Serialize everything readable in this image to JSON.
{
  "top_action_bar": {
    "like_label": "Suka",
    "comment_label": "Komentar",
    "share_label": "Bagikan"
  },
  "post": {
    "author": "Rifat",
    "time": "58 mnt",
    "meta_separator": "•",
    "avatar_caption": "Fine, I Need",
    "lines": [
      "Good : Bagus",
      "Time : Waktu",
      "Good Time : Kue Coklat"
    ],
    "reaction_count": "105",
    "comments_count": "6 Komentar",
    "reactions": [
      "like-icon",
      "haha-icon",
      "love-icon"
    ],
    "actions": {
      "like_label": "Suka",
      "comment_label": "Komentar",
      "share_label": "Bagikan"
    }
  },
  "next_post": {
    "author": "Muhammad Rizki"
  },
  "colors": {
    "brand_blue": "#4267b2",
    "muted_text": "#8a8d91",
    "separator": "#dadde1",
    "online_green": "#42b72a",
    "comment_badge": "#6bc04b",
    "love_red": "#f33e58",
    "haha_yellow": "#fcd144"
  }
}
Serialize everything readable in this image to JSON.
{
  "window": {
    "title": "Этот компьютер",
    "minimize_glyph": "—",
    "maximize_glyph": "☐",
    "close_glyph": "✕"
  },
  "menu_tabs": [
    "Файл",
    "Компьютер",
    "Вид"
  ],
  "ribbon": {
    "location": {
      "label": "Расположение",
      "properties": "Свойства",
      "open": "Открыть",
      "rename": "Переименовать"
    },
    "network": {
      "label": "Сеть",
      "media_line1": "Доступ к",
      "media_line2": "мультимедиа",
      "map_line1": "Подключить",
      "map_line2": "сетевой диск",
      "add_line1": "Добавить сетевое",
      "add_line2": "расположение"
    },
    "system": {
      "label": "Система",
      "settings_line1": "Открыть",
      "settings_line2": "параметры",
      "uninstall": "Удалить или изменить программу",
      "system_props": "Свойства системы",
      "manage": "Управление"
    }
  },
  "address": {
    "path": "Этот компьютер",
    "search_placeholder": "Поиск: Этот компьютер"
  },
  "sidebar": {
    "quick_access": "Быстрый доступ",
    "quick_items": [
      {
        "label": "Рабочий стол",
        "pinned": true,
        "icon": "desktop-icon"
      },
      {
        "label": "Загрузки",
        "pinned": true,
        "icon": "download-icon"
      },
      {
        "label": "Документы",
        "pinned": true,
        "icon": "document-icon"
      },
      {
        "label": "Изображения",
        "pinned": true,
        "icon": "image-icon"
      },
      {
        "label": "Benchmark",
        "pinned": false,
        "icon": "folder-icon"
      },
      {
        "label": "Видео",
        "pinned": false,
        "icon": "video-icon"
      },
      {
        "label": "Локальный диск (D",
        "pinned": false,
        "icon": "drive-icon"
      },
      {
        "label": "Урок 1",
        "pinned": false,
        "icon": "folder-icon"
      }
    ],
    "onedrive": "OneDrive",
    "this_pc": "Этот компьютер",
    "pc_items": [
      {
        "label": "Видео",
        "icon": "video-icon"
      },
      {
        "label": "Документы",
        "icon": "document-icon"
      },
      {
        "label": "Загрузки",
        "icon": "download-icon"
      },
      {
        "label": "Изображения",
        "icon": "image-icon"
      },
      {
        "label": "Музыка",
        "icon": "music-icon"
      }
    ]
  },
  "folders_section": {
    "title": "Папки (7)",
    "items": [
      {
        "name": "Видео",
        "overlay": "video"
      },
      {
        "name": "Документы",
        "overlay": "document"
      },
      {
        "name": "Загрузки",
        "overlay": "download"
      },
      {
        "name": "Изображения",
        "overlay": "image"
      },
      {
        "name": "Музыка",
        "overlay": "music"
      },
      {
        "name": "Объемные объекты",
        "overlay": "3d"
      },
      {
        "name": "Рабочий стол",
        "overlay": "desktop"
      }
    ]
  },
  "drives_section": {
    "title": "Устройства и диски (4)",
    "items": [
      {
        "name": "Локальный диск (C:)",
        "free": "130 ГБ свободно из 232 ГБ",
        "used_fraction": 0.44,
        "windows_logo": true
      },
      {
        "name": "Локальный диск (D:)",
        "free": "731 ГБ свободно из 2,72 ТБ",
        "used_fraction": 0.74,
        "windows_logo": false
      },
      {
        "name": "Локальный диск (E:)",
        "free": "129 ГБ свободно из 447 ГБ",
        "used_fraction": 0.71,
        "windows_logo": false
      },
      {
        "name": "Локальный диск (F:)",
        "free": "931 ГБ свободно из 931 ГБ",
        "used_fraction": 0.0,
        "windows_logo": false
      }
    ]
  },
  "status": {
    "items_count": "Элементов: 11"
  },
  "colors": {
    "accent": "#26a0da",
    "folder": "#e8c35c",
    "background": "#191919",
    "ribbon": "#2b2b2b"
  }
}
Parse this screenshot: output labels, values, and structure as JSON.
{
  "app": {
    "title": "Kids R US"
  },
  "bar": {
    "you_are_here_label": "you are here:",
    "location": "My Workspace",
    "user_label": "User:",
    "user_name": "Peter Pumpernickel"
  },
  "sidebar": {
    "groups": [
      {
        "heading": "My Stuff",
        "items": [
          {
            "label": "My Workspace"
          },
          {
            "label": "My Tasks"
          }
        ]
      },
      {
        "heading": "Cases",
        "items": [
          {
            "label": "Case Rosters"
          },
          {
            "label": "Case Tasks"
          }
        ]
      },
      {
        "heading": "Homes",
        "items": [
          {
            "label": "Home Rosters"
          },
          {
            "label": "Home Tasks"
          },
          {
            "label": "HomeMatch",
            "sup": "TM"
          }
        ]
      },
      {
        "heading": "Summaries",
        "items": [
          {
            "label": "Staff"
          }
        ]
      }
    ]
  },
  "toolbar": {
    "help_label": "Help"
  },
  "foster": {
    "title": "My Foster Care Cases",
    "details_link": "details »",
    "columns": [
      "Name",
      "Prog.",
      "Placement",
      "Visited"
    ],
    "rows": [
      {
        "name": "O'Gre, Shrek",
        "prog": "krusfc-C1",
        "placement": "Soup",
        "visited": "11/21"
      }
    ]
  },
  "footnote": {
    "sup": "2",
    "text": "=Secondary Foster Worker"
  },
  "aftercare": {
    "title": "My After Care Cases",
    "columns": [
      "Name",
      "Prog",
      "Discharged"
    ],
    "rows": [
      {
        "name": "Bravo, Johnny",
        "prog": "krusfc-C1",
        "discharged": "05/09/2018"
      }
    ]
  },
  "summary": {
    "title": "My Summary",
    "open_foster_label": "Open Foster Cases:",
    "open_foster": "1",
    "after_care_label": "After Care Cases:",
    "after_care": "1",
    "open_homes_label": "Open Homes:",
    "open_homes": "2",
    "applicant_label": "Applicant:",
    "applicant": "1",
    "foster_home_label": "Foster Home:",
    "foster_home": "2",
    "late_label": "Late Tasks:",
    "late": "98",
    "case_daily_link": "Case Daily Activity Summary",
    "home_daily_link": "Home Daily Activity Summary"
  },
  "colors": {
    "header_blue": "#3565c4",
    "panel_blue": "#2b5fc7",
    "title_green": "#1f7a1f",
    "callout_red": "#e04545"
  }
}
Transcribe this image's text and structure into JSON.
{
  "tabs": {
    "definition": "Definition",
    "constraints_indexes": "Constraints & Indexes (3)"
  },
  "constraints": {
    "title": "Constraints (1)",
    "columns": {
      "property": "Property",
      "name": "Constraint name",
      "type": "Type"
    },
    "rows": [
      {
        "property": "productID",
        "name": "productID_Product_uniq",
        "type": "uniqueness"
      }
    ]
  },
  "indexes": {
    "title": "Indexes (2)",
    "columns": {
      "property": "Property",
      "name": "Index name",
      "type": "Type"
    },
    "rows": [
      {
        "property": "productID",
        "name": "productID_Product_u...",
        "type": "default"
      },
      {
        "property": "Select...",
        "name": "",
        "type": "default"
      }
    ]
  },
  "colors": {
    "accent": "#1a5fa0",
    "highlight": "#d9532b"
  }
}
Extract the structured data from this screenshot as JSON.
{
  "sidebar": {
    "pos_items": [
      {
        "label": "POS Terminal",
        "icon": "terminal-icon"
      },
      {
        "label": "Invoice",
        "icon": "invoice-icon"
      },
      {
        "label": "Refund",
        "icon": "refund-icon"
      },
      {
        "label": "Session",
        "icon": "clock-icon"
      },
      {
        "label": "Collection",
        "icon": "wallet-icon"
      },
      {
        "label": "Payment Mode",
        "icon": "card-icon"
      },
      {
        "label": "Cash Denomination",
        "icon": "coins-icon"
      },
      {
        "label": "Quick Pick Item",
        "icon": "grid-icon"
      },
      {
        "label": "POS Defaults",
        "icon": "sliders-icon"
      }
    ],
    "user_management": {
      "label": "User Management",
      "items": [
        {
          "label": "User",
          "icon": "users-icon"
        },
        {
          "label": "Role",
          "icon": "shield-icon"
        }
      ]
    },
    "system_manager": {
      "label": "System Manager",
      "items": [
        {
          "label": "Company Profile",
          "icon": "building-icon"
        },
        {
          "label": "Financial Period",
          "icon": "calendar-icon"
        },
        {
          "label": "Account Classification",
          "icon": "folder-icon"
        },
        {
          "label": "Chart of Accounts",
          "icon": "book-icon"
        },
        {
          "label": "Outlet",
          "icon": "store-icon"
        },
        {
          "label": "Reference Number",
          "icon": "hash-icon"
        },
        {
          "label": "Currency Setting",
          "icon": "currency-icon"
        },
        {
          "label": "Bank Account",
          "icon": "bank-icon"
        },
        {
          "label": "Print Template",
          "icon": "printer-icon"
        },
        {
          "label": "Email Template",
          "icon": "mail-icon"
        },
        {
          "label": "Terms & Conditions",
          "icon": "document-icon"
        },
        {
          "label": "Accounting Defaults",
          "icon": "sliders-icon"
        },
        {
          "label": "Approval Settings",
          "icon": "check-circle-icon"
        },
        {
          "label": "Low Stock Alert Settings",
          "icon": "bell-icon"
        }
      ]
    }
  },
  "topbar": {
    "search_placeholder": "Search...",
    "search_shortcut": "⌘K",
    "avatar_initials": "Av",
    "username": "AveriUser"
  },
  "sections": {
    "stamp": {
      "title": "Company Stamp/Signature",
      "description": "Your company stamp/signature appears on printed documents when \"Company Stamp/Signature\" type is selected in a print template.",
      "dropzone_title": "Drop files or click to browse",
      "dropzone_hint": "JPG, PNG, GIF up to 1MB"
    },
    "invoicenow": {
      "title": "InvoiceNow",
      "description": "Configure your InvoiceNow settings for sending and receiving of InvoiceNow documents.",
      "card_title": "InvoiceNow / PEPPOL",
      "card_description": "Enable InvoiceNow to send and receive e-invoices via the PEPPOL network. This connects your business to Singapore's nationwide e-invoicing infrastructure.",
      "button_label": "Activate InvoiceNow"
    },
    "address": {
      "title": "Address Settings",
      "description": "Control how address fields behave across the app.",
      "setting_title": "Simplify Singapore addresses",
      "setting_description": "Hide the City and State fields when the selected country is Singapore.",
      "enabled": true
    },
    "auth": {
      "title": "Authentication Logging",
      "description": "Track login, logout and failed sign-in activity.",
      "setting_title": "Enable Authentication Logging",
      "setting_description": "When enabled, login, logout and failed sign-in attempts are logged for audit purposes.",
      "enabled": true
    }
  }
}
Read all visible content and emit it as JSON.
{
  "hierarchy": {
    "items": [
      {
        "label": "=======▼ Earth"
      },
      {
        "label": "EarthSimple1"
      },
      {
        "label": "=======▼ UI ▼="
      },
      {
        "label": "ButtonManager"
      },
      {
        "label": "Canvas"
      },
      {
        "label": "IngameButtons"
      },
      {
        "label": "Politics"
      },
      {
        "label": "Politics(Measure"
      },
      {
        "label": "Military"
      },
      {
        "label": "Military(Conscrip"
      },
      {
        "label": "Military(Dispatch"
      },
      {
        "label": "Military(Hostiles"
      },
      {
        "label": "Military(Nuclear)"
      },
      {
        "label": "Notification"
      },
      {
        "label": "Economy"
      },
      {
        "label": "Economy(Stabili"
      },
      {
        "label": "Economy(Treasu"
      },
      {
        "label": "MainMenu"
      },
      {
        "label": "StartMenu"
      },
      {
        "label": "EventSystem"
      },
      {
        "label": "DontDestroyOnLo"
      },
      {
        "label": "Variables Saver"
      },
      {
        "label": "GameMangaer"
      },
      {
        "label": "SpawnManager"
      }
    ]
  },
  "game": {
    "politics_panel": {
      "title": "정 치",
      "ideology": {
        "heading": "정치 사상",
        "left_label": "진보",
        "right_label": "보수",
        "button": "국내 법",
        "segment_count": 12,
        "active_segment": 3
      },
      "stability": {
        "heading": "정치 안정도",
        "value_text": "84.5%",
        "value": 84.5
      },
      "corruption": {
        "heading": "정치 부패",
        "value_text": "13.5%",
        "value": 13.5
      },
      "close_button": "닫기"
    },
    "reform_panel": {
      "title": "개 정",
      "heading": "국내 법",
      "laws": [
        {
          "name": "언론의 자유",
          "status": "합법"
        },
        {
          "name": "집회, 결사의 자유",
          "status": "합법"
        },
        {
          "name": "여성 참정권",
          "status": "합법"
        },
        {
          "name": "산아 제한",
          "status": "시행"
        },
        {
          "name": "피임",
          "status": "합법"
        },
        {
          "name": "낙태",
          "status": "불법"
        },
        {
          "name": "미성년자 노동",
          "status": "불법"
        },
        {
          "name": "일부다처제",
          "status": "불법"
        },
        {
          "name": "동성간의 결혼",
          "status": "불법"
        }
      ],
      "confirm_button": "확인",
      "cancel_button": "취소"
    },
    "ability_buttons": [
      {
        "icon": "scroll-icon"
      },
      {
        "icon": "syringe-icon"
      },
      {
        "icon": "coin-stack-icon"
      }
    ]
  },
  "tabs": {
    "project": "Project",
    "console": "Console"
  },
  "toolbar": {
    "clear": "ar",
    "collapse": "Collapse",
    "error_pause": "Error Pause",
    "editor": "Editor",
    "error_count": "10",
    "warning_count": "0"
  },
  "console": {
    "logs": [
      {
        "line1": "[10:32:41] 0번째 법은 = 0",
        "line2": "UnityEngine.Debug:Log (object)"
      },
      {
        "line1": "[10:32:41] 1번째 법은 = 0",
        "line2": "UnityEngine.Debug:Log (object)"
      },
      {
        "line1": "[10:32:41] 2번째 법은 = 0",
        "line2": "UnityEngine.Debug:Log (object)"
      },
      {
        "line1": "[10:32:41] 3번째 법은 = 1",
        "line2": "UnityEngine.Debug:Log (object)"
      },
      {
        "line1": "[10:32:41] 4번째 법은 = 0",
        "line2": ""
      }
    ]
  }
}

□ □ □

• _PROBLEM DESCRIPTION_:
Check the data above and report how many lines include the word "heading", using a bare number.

• _WRITTEN REPLY_:
8